As a youth, I was just as stupid. As a Japanese-American, I thought, rediculously, that I was Japanese. When the war movie, Tora, Tora, Tora came out (early 70s), my friends and I went to the Grauman’s Chinese theater in Hollywood to root for the Japanese. As the Zeros were torpedoing the battleships and bombing the airstrips, we hooted and hollored and waved our Japanese naval flags (right) in the theater. You can imagine we were received with loud boos and a storm of popcorn. But we were young and stupid and “Japanese”. Of course, I now realize that I am not Japanese. Indeed, the more I study Japan, the more I realize that I am not one of them. So why were we like that? Well, as JAs, we were marginalized in the country of our birth, the good ol’ US of A. We certainly didn’t feel like we belonged to any segment of the society and so we ended up imagining we had an affinity with our cultural heritage, the land of the rising sun. Since the mainstream didn’t allow us to swim along them, we had to create or imagine our own tributaries. And for us it was a connection to Japan. As unrealistic as it was, it still made us feel good. The 70s was not the best of times to be a minority, but it was a good time to feel like a minority: On the coattails of Black Power and Chicano Power, it felt good to have some kind of identity, and for us it was to be Japanese.

I feel like I’m rambling… I ‘m not trying to blame anyone or any segment of society. It was what it was…

How do Asian youth feel today? Is the feeling similar? Would you wave a J flag–or a kendo shinai–during The Last Samurai?

Tora, Tora, Tora…

Today is the day of infamy, the day the Japanese bombed Pearl Harbor… It was the beginning of a war that totally destroyed Japan and took the lives of many people: American, Japanese, Chinese, Korean, Filipino, Dutch, Australian and countless others. What a stupid war. Japan had visions of grandeur, colonizing neighboring countries, becoming the major power in East Asia. Why? The question is too complicated and I will let the historians deal with it. I will simply take the position that war is usually unnecessary, and started by closed-minded men who will ultimately make other men die for their decision. I wonder how many soldiers with the surname Bush, Cheney or Rumsfeldt have died in Iraq? Virtually zero, I would wager.
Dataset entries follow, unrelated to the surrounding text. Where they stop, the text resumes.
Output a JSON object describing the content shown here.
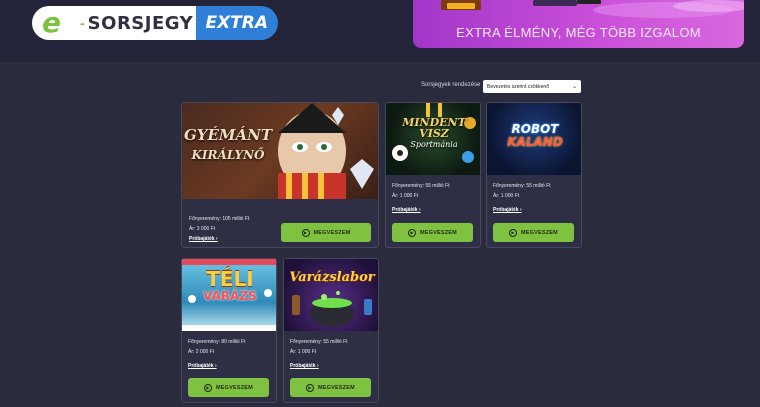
{
  "header": {
    "logo_brand": "SORSJEGY",
    "logo_extra": "EXTRA",
    "banner_text": "EXTRA ÉLMÉNY, MÉG TÖBB IZGALOM"
  },
  "sort": {
    "label": "Sorsjegyek rendezése",
    "selected": "Bevezetés szerint csökkenő"
  },
  "cards": [
    {
      "title_line1": "GYÉMÁNT",
      "title_line2": "KIRÁLYNŐ",
      "jackpot": "Főnyeremény: 105 millió Ft",
      "price": "Ár: 3 000 Ft",
      "trial": "Próbajáték ›",
      "buy": "MEGVESZEM"
    },
    {
      "title_line1": "MINDENT",
      "title_line2": "VISZ",
      "title_line3": "Sportmánia",
      "jackpot": "Főnyeremény: 55 millió Ft",
      "price": "Ár: 1 000 Ft",
      "trial": "Próbajáték ›",
      "buy": "MEGVESZEM"
    },
    {
      "title_line1": "ROBOT",
      "title_line2": "KALAND",
      "jackpot": "Főnyeremény: 55 millió Ft",
      "price": "Ár: 1 000 Ft",
      "trial": "Próbajáték ›",
      "buy": "MEGVESZEM"
    },
    {
      "title_line1": "TÉLI",
      "title_line2": "VARÁZS",
      "jackpot": "Főnyeremény: 80 millió Ft",
      "price": "Ár: 2 000 Ft",
      "trial": "Próbajáték ›",
      "buy": "MEGVESZEM"
    },
    {
      "title_line1": "Varázslabor",
      "jackpot": "Főnyeremény: 55 millió Ft",
      "price": "Ár: 1 000 Ft",
      "trial": "Próbajáték ›",
      "buy": "MEGVESZEM"
    }
  ],
  "colors": {
    "background": "#2a2b3d",
    "card": "#2e2f44",
    "buy_button": "#7fc241",
    "logo_extra": "#2f7fd6",
    "banner": "#b642d0"
  },
  "icons": [
    "play-circle-icon",
    "chevron-down-icon",
    "logo-e-icon"
  ]
}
As a youth, I was just as stupid. As a Japanese-American, I thought, rediculously, that I was Japanese. When the war movie, Tora, Tora, Tora came out (early 70s), my friends and I went to the Grauman’s Chinese theater in Hollywood to root for the Japanese. As the Zeros were torpedoing the battleships and bombing the airstrips, we hooted and hollored and waved our Japanese naval flags (right) in the theater. You can imagine we were received with loud boos and a storm of popcorn. But we were young and stupid and “Japanese”. Of course, I now realize that I am not Japanese. Indeed, the more I study Japan, the more I realize that I am not one of them. So why were we like that? Well, as JAs, we were marginalized in the country of our birth, the good ol’ US of A. We certainly didn’t feel like we belonged to any segment of the society and so we ended up imagining we had an affinity with our cultural heritage, the land of the rising sun. Since the mainstream didn’t allow us to swim along them, we had to create or imagine our own tributaries. And for us it was a connection to Japan. As unrealistic as it was, it still made us feel good. The 70s was not the best of times to be a minority, but it was a good time to feel like a minority: On the coattails of Black Power and Chicano Power, it felt good to have some kind of identity, and for us it was to be Japanese.

I feel like I’m rambling… I ‘m not trying to blame anyone or any segment of society. It was what it was…

How do Asian youth feel today? Is the feeling similar? Would you wave a J flag–or a kendo shinai–during The Last Samurai?